Action item = Reproduce each line of the entries that carries "none".
= = = = = = =
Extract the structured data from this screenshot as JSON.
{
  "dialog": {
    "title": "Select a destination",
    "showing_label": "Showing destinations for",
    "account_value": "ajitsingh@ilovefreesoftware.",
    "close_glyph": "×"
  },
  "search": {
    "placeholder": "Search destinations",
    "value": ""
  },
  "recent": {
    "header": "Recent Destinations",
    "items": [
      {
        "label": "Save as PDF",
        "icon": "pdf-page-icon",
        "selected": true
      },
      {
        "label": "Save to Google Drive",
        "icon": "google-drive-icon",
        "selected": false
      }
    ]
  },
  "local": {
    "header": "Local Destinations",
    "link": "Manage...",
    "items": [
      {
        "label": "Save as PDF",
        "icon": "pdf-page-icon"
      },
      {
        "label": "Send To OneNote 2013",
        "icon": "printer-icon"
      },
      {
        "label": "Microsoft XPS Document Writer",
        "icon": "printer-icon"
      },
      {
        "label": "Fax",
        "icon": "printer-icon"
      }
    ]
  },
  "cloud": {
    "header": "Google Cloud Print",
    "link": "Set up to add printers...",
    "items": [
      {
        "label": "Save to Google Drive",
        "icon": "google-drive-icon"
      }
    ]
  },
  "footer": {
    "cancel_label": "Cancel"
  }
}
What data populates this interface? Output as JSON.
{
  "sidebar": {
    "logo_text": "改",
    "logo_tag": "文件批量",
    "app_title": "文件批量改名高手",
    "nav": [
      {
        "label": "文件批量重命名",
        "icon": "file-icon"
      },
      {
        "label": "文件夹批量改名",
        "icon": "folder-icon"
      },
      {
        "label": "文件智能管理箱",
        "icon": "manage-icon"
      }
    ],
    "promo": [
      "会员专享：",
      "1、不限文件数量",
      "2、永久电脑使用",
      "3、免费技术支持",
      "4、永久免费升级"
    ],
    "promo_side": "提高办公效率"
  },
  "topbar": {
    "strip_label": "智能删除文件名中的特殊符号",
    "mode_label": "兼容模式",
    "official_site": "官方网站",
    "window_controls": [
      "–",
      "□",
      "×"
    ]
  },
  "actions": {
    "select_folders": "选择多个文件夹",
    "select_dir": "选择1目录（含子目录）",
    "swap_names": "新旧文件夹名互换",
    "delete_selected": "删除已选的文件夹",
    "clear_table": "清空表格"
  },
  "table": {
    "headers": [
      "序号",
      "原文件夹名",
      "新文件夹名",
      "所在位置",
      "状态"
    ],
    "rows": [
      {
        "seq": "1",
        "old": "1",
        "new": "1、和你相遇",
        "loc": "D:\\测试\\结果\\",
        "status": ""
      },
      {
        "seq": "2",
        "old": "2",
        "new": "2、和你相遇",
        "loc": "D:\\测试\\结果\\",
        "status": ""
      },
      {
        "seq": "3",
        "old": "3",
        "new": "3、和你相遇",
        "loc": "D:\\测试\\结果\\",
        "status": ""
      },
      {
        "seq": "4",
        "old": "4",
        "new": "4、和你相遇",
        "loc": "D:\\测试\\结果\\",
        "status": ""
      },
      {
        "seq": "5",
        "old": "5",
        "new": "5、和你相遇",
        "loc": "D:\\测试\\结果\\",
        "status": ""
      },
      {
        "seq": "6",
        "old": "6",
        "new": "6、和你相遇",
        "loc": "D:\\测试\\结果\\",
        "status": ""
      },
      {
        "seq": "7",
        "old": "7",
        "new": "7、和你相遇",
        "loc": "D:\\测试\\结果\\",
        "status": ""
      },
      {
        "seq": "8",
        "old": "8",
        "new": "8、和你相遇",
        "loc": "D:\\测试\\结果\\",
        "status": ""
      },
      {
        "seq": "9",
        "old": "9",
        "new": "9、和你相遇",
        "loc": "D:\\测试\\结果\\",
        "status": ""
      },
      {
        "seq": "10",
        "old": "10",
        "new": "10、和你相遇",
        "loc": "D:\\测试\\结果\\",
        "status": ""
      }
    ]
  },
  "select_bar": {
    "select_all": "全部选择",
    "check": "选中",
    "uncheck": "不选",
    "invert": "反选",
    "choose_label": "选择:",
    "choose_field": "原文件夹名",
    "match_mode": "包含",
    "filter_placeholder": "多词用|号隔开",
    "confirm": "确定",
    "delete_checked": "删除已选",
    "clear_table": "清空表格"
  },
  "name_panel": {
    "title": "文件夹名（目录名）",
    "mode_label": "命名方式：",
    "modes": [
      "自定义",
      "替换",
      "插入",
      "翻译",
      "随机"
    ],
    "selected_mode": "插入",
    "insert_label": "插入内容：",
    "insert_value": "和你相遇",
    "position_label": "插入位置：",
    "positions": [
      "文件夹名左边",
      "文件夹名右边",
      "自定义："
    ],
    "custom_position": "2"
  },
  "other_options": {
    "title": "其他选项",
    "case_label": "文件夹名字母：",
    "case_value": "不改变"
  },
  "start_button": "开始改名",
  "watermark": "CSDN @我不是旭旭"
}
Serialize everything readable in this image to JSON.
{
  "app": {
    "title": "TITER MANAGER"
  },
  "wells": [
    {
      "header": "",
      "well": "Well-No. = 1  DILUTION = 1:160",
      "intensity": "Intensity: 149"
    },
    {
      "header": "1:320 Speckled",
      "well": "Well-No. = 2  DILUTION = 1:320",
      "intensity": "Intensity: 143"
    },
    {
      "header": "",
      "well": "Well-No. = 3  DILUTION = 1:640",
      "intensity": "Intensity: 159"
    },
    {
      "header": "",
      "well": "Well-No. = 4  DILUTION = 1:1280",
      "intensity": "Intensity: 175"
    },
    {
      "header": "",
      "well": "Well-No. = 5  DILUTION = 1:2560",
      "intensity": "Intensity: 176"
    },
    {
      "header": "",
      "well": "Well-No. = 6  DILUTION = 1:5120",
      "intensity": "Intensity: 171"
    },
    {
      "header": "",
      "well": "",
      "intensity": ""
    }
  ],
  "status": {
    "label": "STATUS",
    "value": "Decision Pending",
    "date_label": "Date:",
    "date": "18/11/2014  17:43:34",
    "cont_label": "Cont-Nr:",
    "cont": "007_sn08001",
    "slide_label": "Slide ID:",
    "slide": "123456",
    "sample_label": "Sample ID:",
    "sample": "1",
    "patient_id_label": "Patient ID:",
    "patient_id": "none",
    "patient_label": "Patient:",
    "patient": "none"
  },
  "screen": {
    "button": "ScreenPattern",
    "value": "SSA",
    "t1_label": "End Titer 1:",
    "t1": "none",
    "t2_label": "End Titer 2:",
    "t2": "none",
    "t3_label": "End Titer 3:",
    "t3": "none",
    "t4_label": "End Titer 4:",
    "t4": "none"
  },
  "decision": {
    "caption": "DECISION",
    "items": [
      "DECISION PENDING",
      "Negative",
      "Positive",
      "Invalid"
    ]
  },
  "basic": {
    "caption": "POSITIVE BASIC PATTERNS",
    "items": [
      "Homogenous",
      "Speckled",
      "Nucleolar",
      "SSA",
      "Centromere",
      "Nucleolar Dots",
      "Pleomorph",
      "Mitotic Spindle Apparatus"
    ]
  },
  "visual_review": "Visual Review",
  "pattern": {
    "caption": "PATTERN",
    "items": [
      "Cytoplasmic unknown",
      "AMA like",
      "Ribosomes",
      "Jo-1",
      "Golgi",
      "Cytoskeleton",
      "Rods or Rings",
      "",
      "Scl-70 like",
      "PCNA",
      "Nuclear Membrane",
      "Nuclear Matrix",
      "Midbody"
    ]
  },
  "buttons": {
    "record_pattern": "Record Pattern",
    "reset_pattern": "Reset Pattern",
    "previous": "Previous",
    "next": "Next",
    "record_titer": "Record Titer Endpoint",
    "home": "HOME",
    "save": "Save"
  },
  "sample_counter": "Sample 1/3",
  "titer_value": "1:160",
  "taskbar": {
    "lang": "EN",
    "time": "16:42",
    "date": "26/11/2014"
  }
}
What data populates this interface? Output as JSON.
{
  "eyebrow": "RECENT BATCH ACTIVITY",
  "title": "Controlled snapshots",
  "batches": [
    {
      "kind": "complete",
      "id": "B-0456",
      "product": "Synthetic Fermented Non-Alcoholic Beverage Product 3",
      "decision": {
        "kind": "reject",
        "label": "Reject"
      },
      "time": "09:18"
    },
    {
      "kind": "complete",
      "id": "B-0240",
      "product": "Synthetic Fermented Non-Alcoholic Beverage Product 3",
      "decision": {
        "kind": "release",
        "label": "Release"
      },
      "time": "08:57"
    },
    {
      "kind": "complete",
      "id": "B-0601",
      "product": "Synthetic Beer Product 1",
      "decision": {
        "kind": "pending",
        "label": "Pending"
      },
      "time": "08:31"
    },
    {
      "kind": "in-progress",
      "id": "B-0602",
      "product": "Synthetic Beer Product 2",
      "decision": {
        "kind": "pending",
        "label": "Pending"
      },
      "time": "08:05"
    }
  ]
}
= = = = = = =
Answer section =
    "patient_id": "none",
    "patient": "none"
    "t1": "none",
    "t2": "none",
    "t3": "none",
    "t4": "none"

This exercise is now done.